__To do__
Which lines in the records below contain the word "Grupos"? Copy each one.

Dataset rows for apps and sites:
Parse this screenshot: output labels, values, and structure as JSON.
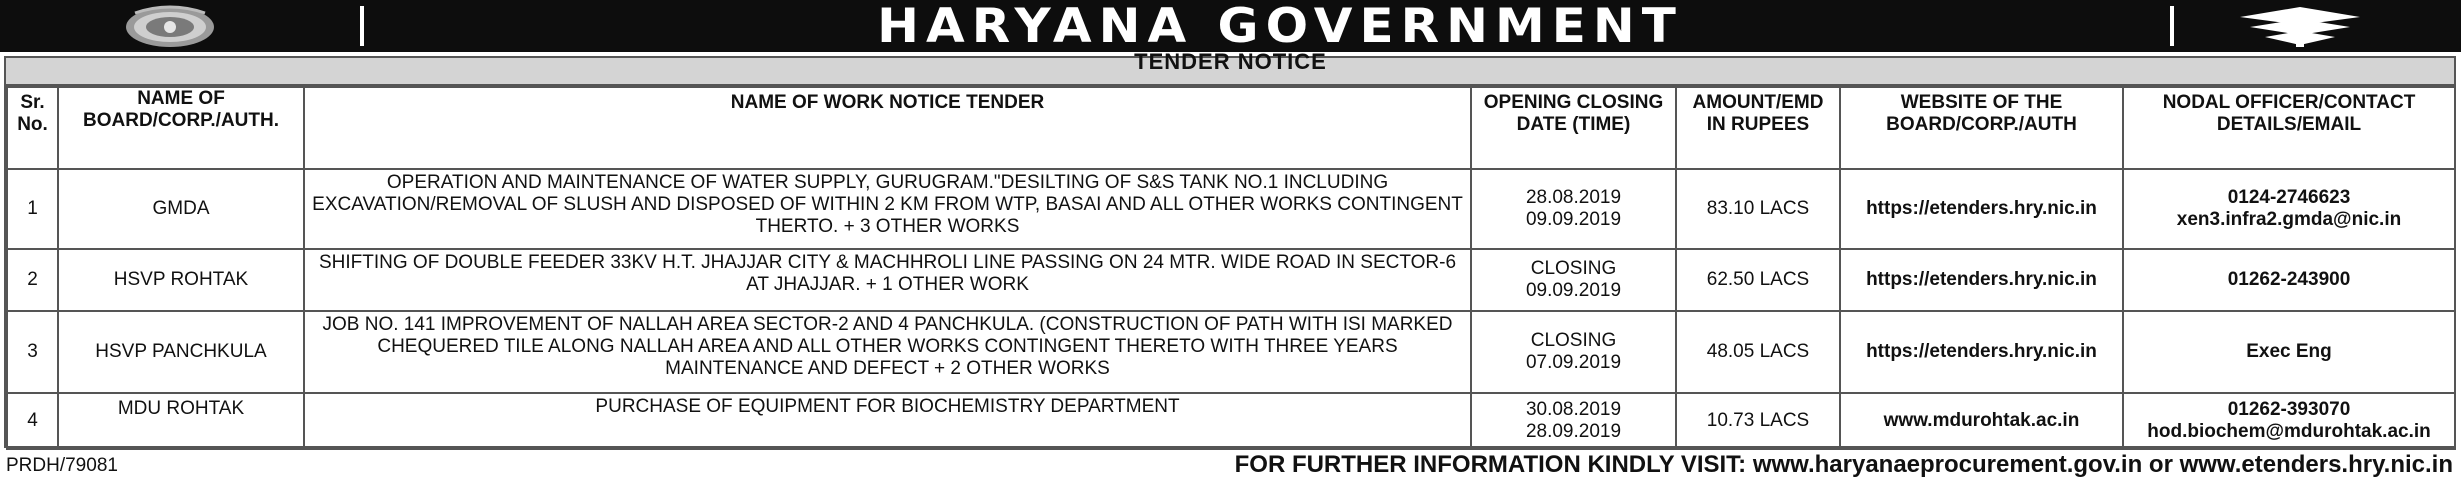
{
  "banner": {
    "title": "HARYANA GOVERNMENT",
    "left_icon": "state-emblem-icon",
    "right_icon": "prdh-logo-icon"
  },
  "notice_title": "TENDER NOTICE",
  "columns": {
    "sr": "Sr. No.",
    "board": "NAME OF BOARD/CORP./AUTH.",
    "work": "NAME OF WORK NOTICE TENDER",
    "dates": "OPENING CLOSING DATE (TIME)",
    "amount": "AMOUNT/EMD IN RUPEES",
    "website": "WEBSITE  OF THE BOARD/CORP./AUTH",
    "contact": "NODAL OFFICER/CONTACT DETAILS/EMAIL"
  },
  "rows": [
    {
      "sr": "1",
      "board": "GMDA",
      "work": "OPERATION AND MAINTENANCE OF WATER SUPPLY, GURUGRAM.\"DESILTING OF S&S TANK NO.1 INCLUDING EXCAVATION/REMOVAL OF SLUSH AND DISPOSED OF WITHIN 2 KM FROM WTP, BASAI AND ALL OTHER WORKS CONTINGENT THERTO. + 3 OTHER WORKS",
      "date_line1": "28.08.2019",
      "date_line2": "09.09.2019",
      "amount": "83.10 LACS",
      "website": "https://etenders.hry.nic.in",
      "contact_line1": "0124-2746623",
      "contact_line2": "xen3.infra2.gmda@nic.in"
    },
    {
      "sr": "2",
      "board": "HSVP ROHTAK",
      "work": "SHIFTING OF DOUBLE FEEDER 33KV H.T. JHAJJAR CITY & MACHHROLI LINE PASSING ON 24 MTR. WIDE ROAD IN SECTOR-6 AT JHAJJAR. + 1 OTHER WORK",
      "date_line1": "CLOSING",
      "date_line2": "09.09.2019",
      "amount": "62.50 LACS",
      "website": "https://etenders.hry.nic.in",
      "contact_line1": "01262-243900",
      "contact_line2": ""
    },
    {
      "sr": "3",
      "board": "HSVP PANCHKULA",
      "work": "JOB NO. 141 IMPROVEMENT OF NALLAH AREA SECTOR-2 AND 4 PANCHKULA. (CONSTRUCTION OF PATH WITH ISI MARKED CHEQUERED TILE ALONG NALLAH AREA AND ALL OTHER WORKS CONTINGENT THERETO WITH THREE YEARS MAINTENANCE AND DEFECT + 2 OTHER WORKS",
      "date_line1": "CLOSING",
      "date_line2": "07.09.2019",
      "amount": "48.05 LACS",
      "website": "https://etenders.hry.nic.in",
      "contact_line1": "Exec Eng",
      "contact_line2": ""
    },
    {
      "sr": "4",
      "board": "MDU ROHTAK",
      "work": "PURCHASE OF EQUIPMENT FOR BIOCHEMISTRY DEPARTMENT",
      "date_line1": "30.08.2019",
      "date_line2": "28.09.2019",
      "amount": "10.73 LACS",
      "website": "www.mdurohtak.ac.in",
      "contact_line1": "01262-393070",
      "contact_line2": "hod.biochem@mdurohtak.ac.in"
    }
  ],
  "footer": {
    "ref": "PRDH/79081",
    "info": "FOR FURTHER INFORMATION KINDLY VISIT: www.haryanaeprocurement.gov.in or www.etenders.hry.nic.in"
  }
}
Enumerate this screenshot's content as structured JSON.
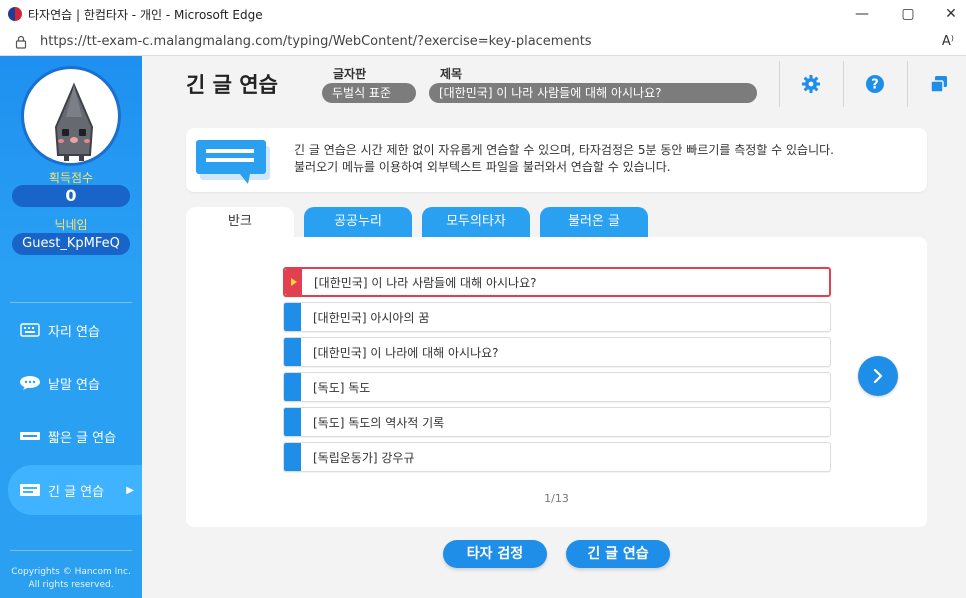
{
  "browser": {
    "window_title": "타자연습 | 한컴타자 - 개인 - Microsoft Edge",
    "url": "https://tt-exam-c.malangmalang.com/typing/WebContent/?exercise=key-placements",
    "read_aloud": "A⁾",
    "minimize": "—",
    "maximize": "▢",
    "close": "✕"
  },
  "sidebar": {
    "score_label": "획득점수",
    "score_value": "0",
    "nickname_label": "닉네임",
    "nickname": "Guest_KpMFeQ",
    "menu": [
      {
        "label": "자리 연습",
        "icon": "keyboard-icon"
      },
      {
        "label": "낱말 연습",
        "icon": "speech-bubble-icon"
      },
      {
        "label": "짧은 글 연습",
        "icon": "short-text-icon"
      },
      {
        "label": "긴 글 연습",
        "icon": "long-text-icon",
        "active": true
      }
    ],
    "copyright_line1": "Copyrights © Hancom Inc.",
    "copyright_line2": "All rights reserved."
  },
  "header": {
    "title": "긴 글 연습",
    "keyboard_label": "글자판",
    "keyboard_value": "두벌식 표준",
    "subject_label": "제목",
    "subject_value": "[대한민국] 이 나라 사람들에 대해 아시나요?",
    "icons": [
      "gear-icon",
      "help-icon",
      "window-icon"
    ]
  },
  "info": {
    "line1": "긴 글 연습은 시간 제한 없이 자유롭게 연습할 수 있으며, 타자검정은 5분 동안 빠르기를 측정할 수 있습니다.",
    "line2": "불러오기 메뉴를 이용하여 외부텍스트 파일을 불러와서 연습할 수 있습니다."
  },
  "tabs": [
    "반크",
    "공공누리",
    "모두의타자",
    "불러온 글"
  ],
  "active_tab": "반크",
  "list": [
    "[대한민국] 이 나라 사람들에 대해 아시나요?",
    "[대한민국] 아시아의 꿈",
    "[대한민국] 이 나라에 대해 아시나요?",
    "[독도] 독도",
    "[독도] 독도의 역사적 기록",
    "[독립운동가] 강우규"
  ],
  "selected_index": 0,
  "pager": "1/13",
  "buttons": {
    "typing_test": "타자 검정",
    "long_practice": "긴 글 연습"
  },
  "colors": {
    "accent": "#1f8ee8",
    "sidebar": "#2a9ff2",
    "selected_border": "#e04050"
  }
}
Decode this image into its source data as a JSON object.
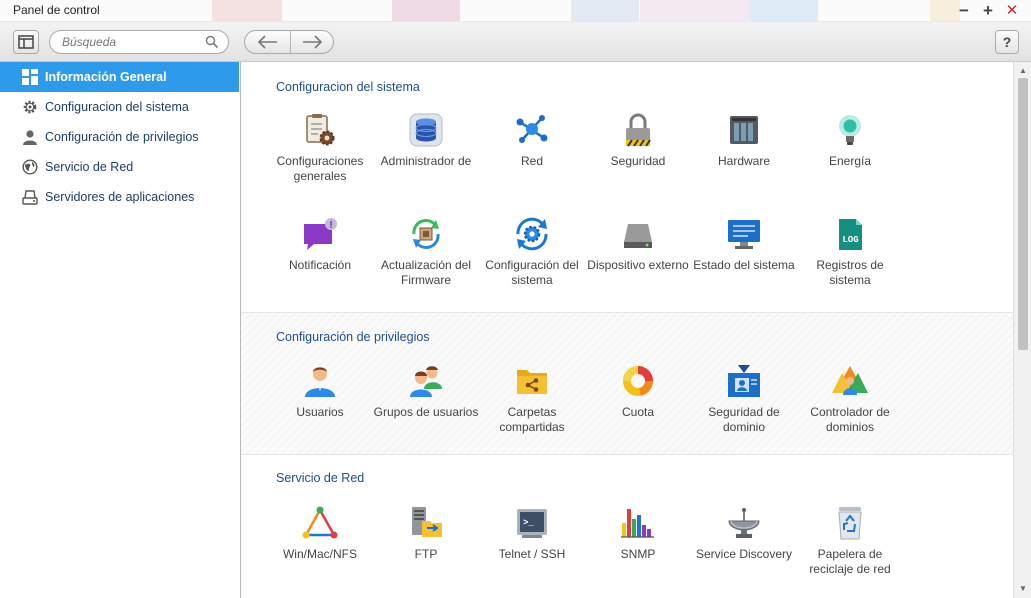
{
  "window": {
    "title": "Panel de control",
    "controls": {
      "minimize": "−",
      "maximize": "+",
      "close": "✕"
    }
  },
  "toolbar": {
    "search_placeholder": "Búsqueda",
    "back_glyph": "←",
    "forward_glyph": "→",
    "help_label": "?"
  },
  "sidebar": {
    "items": [
      {
        "label": "Información General",
        "icon": "grid-icon",
        "active": true
      },
      {
        "label": "Configuracion del sistema",
        "icon": "gear-icon"
      },
      {
        "label": "Configuración de privilegios",
        "icon": "user-icon"
      },
      {
        "label": "Servicio de Red",
        "icon": "globe-icon"
      },
      {
        "label": "Servidores de aplicaciones",
        "icon": "server-icon"
      }
    ]
  },
  "sections": [
    {
      "title": "Configuracion del sistema",
      "apps": [
        {
          "label": "Configuraciones generales",
          "icon": "clipboard-gear-icon"
        },
        {
          "label": "Administrador de",
          "icon": "database-icon"
        },
        {
          "label": "Red",
          "icon": "network-icon"
        },
        {
          "label": "Seguridad",
          "icon": "padlock-icon"
        },
        {
          "label": "Hardware",
          "icon": "hardware-icon"
        },
        {
          "label": "Energía",
          "icon": "lightbulb-icon"
        },
        {
          "label": "Notificación",
          "icon": "notification-icon"
        },
        {
          "label": "Actualización del Firmware",
          "icon": "firmware-update-icon"
        },
        {
          "label": "Configuración del sistema",
          "icon": "system-config-icon"
        },
        {
          "label": "Dispositivo externo",
          "icon": "external-drive-icon"
        },
        {
          "label": "Estado del sistema",
          "icon": "monitor-icon"
        },
        {
          "label": "Registros de sistema",
          "icon": "log-file-icon",
          "badge": "LOG"
        }
      ]
    },
    {
      "title": "Configuración de privilegios",
      "apps": [
        {
          "label": "Usuarios",
          "icon": "user-icon"
        },
        {
          "label": "Grupos de usuarios",
          "icon": "user-group-icon"
        },
        {
          "label": "Carpetas compartidas",
          "icon": "shared-folder-icon"
        },
        {
          "label": "Cuota",
          "icon": "quota-pie-icon"
        },
        {
          "label": "Seguridad de dominio",
          "icon": "domain-security-icon"
        },
        {
          "label": "Controlador de dominios",
          "icon": "domain-controller-icon"
        }
      ]
    },
    {
      "title": "Servicio de Red",
      "apps": [
        {
          "label": "Win/Mac/NFS",
          "icon": "triangle-network-icon"
        },
        {
          "label": "FTP",
          "icon": "ftp-icon"
        },
        {
          "label": "Telnet / SSH",
          "icon": "terminal-icon",
          "badge": ">_"
        },
        {
          "label": "SNMP",
          "icon": "bar-chart-icon"
        },
        {
          "label": "Service Discovery",
          "icon": "satellite-dish-icon"
        },
        {
          "label": "Papelera de reciclaje de red",
          "icon": "recycle-bin-icon"
        }
      ]
    }
  ],
  "colors": {
    "accent": "#2d9bea",
    "section_title": "#1f4f86",
    "sidebar_text": "#1f3e66",
    "close_red": "#d9272e"
  }
}
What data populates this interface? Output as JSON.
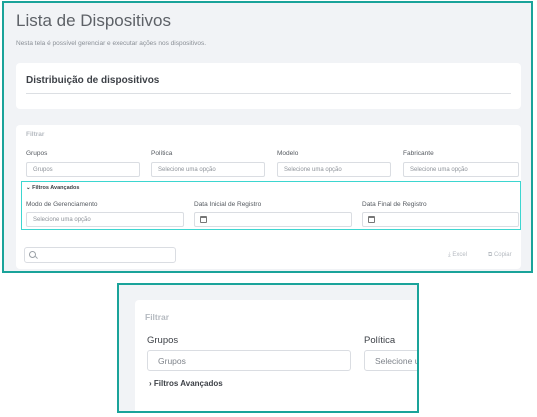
{
  "page": {
    "title": "Lista de Dispositivos",
    "subtitle": "Nesta tela é possível gerenciar e executar ações nos dispositivos."
  },
  "distribution": {
    "title": "Distribuição de dispositivos"
  },
  "filter": {
    "title": "Filtrar",
    "fields": [
      {
        "label": "Grupos",
        "placeholder": "Grupos"
      },
      {
        "label": "Política",
        "placeholder": "Selecione uma opção"
      },
      {
        "label": "Modelo",
        "placeholder": "Selecione uma opção"
      },
      {
        "label": "Fabricante",
        "placeholder": "Selecione uma opção"
      }
    ],
    "advanced": {
      "label": "Filtros Avançados",
      "toggle_expanded": "⌄",
      "fields": [
        {
          "label": "Modo de Gerenciamento",
          "placeholder": "Selecione uma opção"
        },
        {
          "label": "Data Inicial de Registro"
        },
        {
          "label": "Data Final de Registro"
        }
      ]
    }
  },
  "toolbar": {
    "excel": "Excel",
    "copy": "Copiar"
  },
  "zoom": {
    "title": "Filtrar",
    "grupos_label": "Grupos",
    "grupos_placeholder": "Grupos",
    "politica_label": "Política",
    "politica_placeholder": "Selecione uma opção",
    "advanced_label": "Filtros Avançados",
    "toggle_collapsed": "›"
  },
  "colors": {
    "highlight": "#1aa39a",
    "advanced_border": "#3dd6d0",
    "background": "#f1f3f6"
  }
}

__Task solution__
          "label": "Grupos de usuarios",
        "label": "Grupos",
        "placeholder": "Grupos"
    "grupos_label": "Grupos",
    "grupos_placeholder": "Grupos",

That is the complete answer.